Interface dataset entries
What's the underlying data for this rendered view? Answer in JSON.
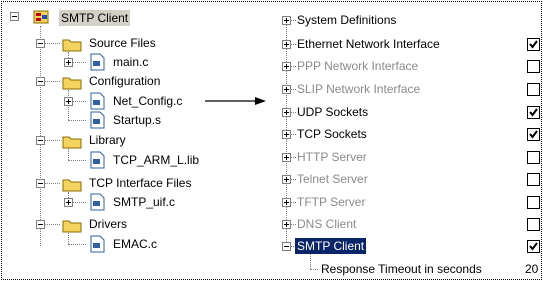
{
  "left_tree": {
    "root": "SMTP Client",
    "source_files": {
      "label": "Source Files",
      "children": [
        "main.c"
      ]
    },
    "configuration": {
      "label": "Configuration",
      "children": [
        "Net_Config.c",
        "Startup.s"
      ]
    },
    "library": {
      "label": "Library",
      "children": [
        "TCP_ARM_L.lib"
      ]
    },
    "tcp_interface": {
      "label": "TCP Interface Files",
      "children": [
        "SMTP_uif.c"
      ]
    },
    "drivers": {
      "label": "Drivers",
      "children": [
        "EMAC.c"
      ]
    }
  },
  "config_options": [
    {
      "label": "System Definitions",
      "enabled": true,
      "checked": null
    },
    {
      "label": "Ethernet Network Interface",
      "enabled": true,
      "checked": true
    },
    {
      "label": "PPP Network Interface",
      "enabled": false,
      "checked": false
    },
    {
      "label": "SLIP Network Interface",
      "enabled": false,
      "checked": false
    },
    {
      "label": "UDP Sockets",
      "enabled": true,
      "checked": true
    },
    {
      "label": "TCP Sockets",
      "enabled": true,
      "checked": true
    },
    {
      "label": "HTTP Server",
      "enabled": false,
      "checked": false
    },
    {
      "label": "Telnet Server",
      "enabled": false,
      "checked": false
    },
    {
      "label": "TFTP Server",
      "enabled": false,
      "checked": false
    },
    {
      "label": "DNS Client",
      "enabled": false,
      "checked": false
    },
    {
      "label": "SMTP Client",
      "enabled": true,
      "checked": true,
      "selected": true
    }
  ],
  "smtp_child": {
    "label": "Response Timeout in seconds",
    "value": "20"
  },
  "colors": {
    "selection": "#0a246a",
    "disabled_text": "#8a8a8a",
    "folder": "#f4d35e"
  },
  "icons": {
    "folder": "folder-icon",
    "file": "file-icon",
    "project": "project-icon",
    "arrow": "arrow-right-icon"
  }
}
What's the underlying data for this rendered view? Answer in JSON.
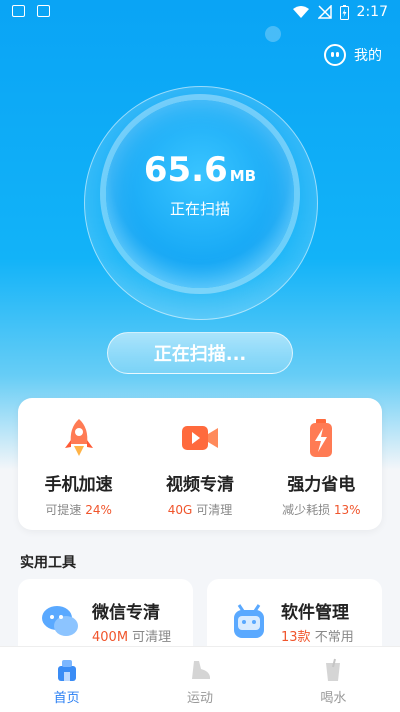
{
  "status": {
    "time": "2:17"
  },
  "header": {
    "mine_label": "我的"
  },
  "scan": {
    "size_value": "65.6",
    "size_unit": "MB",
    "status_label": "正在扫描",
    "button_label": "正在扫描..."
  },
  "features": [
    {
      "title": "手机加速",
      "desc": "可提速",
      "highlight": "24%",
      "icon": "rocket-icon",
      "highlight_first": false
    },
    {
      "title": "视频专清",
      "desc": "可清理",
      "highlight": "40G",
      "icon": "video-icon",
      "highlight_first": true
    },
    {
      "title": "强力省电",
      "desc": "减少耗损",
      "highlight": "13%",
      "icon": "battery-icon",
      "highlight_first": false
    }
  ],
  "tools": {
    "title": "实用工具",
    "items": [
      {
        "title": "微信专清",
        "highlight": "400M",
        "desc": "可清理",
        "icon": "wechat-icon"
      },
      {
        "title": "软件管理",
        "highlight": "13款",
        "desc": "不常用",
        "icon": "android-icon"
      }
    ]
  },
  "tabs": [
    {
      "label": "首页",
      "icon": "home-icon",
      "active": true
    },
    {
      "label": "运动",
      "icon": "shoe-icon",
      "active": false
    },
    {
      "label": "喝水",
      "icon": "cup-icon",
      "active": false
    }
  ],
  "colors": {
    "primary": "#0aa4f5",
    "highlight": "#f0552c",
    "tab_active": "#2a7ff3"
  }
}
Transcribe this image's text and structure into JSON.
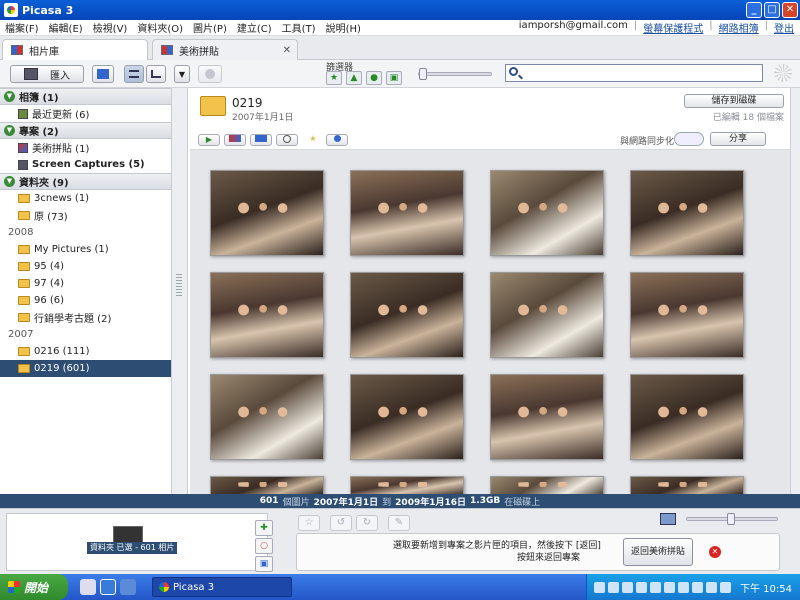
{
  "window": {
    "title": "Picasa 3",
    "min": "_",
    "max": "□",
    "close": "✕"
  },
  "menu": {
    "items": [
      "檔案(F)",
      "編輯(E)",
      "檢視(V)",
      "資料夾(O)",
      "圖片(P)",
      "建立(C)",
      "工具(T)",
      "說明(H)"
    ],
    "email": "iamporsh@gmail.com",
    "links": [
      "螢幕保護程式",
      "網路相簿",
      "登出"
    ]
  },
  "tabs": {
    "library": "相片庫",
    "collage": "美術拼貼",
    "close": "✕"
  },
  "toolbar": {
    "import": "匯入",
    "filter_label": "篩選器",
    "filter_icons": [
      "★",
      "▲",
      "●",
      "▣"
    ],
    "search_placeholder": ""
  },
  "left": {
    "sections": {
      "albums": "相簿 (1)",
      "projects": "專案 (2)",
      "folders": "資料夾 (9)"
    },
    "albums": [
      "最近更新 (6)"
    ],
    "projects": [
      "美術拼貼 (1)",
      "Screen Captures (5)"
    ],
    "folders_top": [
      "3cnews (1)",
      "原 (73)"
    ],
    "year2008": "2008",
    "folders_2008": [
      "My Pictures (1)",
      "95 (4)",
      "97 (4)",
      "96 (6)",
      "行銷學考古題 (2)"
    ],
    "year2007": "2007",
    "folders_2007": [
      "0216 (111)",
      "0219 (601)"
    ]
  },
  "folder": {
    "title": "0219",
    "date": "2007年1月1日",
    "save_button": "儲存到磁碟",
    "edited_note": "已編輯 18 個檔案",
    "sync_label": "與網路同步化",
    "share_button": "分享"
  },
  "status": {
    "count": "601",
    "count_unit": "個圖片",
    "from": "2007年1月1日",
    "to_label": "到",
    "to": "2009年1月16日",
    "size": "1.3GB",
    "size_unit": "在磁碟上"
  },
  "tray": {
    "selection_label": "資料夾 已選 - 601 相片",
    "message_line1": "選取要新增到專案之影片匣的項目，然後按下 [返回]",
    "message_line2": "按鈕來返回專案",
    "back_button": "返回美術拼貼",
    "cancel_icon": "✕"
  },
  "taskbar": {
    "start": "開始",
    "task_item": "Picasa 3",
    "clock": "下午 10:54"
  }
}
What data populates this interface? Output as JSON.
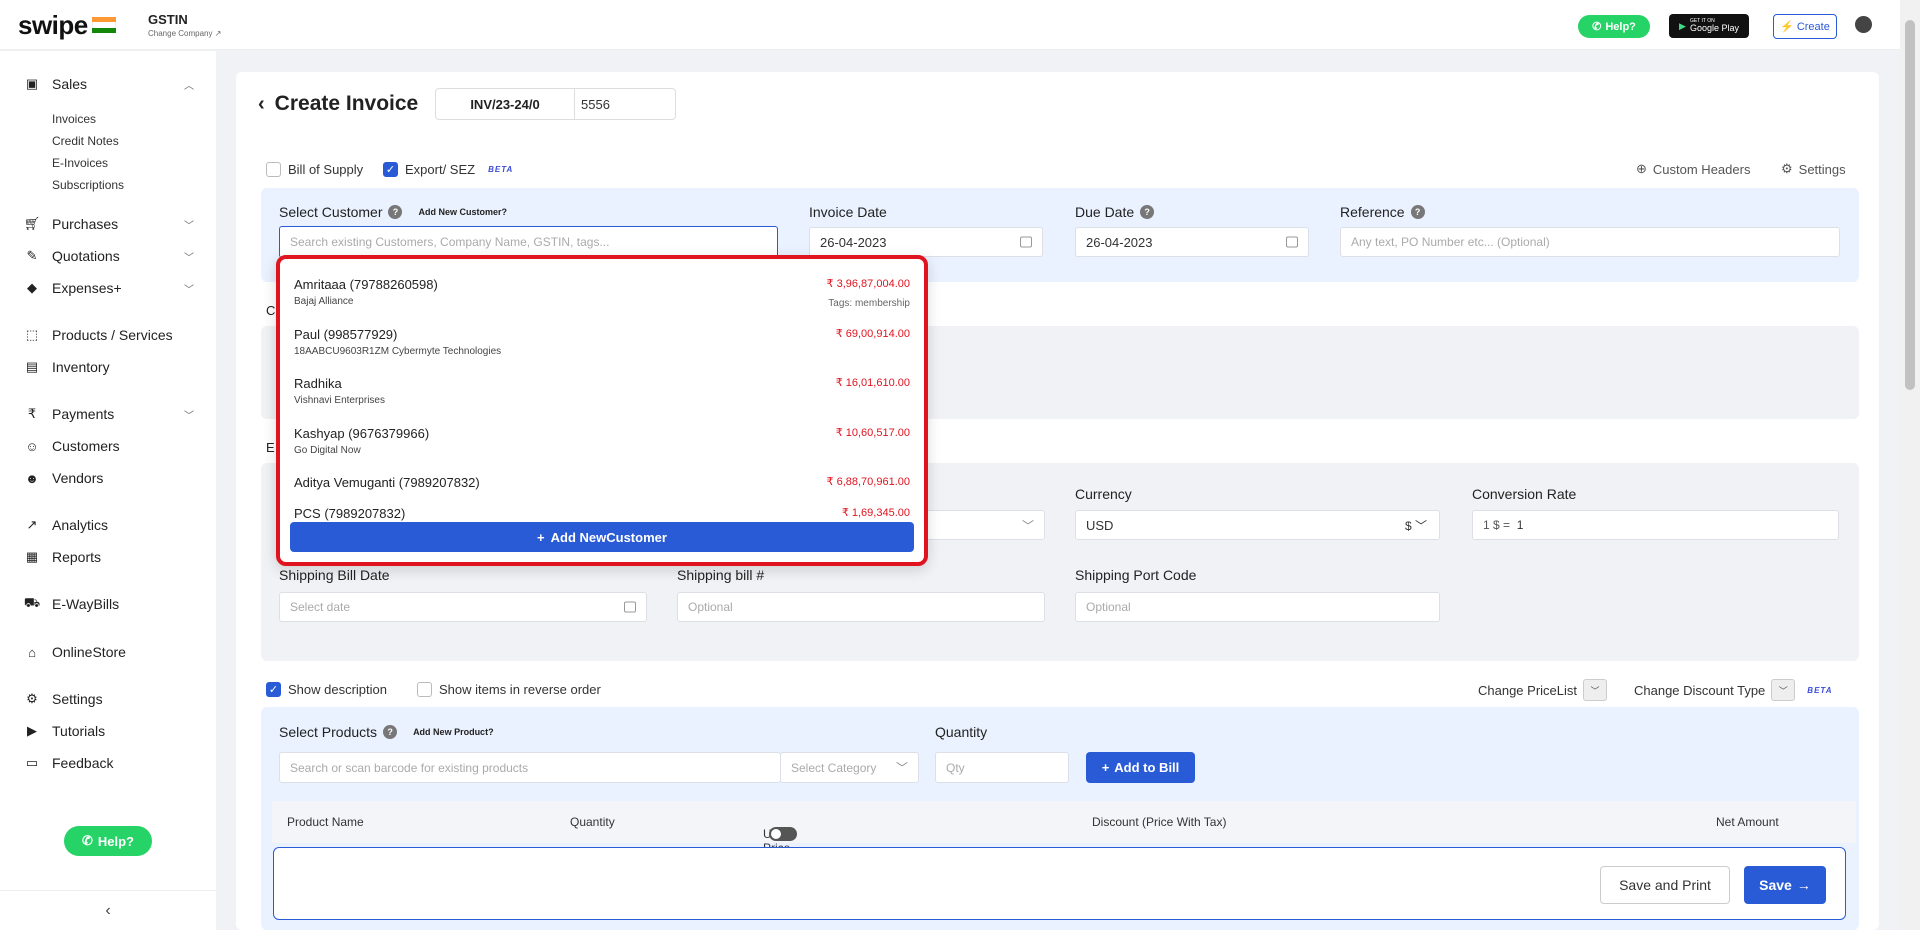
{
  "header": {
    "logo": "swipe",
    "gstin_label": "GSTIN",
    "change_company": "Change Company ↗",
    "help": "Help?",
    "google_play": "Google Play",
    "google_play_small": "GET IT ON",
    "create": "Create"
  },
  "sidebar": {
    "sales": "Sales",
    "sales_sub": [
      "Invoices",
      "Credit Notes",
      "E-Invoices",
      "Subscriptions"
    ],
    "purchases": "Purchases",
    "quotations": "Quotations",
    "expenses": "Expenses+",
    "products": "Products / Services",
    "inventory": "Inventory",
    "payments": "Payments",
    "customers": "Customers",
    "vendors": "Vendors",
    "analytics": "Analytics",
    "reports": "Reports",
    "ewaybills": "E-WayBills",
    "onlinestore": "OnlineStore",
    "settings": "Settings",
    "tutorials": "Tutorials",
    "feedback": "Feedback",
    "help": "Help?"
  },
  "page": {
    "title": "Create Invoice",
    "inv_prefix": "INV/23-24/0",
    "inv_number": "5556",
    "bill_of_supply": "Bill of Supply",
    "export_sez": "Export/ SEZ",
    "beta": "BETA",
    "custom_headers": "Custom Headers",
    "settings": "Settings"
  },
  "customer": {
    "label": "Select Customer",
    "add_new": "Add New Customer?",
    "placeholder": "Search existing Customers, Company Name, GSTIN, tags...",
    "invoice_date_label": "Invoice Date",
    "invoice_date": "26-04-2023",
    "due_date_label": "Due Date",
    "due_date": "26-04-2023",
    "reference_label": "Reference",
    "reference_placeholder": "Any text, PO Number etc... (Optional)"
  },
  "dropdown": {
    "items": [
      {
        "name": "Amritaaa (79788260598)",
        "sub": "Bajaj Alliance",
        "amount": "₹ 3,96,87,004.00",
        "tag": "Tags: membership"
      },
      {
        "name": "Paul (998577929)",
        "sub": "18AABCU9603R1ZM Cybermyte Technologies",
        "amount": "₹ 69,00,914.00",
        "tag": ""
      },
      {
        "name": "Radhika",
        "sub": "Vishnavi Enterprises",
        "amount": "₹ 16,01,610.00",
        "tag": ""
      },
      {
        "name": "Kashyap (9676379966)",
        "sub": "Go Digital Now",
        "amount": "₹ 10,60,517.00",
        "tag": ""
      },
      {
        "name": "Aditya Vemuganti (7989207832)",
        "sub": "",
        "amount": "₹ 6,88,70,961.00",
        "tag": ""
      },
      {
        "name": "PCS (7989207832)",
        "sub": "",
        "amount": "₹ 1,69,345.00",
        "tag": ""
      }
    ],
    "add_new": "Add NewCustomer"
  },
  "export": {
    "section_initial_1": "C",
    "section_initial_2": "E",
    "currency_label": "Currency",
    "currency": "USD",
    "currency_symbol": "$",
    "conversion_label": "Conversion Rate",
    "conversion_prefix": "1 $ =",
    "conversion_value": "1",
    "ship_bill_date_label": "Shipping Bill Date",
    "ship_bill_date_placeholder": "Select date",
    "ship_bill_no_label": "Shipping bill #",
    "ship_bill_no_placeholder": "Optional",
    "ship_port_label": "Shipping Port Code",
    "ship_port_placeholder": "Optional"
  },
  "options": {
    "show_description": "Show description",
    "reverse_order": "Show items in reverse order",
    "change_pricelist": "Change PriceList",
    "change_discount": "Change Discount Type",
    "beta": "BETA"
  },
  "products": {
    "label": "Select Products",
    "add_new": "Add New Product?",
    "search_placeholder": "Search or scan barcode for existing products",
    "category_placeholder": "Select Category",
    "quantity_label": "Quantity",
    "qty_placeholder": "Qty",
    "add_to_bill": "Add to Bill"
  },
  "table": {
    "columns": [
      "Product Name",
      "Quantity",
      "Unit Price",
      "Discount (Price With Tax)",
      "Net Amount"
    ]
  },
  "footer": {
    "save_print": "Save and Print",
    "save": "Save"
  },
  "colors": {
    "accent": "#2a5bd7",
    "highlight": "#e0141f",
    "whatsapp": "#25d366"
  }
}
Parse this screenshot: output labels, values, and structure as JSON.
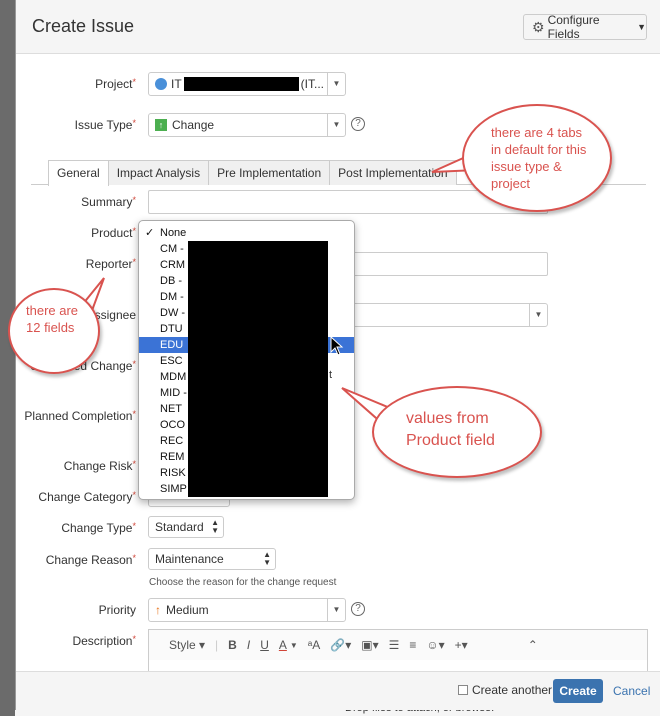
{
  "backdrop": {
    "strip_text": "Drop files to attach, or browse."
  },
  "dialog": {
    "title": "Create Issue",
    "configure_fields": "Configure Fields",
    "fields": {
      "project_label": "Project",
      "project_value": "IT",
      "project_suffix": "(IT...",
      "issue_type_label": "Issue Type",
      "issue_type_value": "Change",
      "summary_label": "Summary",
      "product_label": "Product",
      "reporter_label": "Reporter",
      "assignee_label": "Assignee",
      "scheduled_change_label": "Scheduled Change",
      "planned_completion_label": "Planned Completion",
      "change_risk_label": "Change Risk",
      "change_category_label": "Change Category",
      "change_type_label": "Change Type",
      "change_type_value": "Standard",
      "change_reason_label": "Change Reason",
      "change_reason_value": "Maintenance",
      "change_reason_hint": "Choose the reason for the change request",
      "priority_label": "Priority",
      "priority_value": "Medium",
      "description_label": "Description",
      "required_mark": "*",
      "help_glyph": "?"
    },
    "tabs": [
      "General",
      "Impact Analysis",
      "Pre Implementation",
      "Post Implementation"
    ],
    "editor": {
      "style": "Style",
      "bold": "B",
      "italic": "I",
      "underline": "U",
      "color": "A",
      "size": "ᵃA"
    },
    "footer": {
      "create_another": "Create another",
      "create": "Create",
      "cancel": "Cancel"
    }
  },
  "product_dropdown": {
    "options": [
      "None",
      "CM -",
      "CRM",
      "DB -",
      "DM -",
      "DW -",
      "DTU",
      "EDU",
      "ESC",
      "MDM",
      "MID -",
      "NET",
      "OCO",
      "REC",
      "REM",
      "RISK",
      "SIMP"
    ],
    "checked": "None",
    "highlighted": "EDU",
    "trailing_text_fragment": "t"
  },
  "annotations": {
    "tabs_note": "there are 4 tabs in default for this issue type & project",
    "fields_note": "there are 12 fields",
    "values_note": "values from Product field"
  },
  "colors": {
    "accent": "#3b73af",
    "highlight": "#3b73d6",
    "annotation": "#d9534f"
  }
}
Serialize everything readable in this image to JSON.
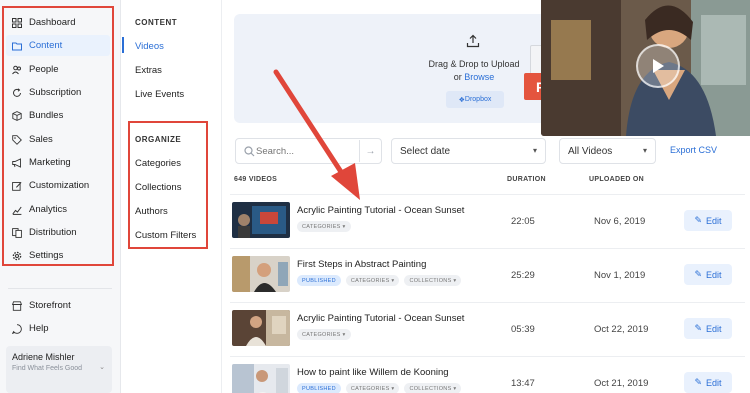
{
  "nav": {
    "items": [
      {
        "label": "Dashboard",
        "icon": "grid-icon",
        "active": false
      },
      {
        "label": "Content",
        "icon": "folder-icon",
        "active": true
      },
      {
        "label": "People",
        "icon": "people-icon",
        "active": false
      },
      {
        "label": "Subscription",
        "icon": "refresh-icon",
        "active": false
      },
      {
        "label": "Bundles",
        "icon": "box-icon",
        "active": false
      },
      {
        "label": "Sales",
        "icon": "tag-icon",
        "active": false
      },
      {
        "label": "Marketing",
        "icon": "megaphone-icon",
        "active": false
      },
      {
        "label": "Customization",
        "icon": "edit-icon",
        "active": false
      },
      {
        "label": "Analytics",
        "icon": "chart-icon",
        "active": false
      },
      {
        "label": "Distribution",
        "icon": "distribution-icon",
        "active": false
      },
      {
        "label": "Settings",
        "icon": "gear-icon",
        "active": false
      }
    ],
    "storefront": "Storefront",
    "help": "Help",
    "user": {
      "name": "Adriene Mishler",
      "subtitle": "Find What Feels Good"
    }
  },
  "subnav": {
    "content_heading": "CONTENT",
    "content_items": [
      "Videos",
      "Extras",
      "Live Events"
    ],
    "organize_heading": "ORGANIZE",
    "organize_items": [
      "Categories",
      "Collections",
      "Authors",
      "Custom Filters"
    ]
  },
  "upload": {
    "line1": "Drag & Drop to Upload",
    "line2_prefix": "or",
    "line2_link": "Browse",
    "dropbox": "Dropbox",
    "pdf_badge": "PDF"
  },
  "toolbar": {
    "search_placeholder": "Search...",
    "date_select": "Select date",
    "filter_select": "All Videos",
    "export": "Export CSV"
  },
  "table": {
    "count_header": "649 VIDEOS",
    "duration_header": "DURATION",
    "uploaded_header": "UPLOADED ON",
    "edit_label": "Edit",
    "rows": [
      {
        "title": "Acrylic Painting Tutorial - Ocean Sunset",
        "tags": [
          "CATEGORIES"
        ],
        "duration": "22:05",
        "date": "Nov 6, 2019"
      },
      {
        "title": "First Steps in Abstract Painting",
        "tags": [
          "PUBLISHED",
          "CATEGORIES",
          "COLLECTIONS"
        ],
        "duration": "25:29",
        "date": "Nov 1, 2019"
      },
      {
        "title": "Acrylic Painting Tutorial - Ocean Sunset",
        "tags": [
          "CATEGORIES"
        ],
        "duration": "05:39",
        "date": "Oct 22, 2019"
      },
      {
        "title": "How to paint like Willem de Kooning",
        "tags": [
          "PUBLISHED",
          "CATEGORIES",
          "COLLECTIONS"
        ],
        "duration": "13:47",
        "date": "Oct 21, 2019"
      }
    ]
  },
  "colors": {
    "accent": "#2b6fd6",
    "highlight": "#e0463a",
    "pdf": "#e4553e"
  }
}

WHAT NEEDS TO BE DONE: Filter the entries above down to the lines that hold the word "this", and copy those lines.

COMPLETED EXERCISE:
What's the underlying data for this rendered view? Answer in JSON.
What's the underlying data for this rendered view? Answer in JSON.
Transcribe this image's text and structure into JSON.
What data populates this interface? Output as JSON.
Parse this screenshot: output labels, values, and structure as JSON.
    "tabs_note": "there are 4 tabs in default for this issue type & project",
Serialize everything readable in this image to JSON.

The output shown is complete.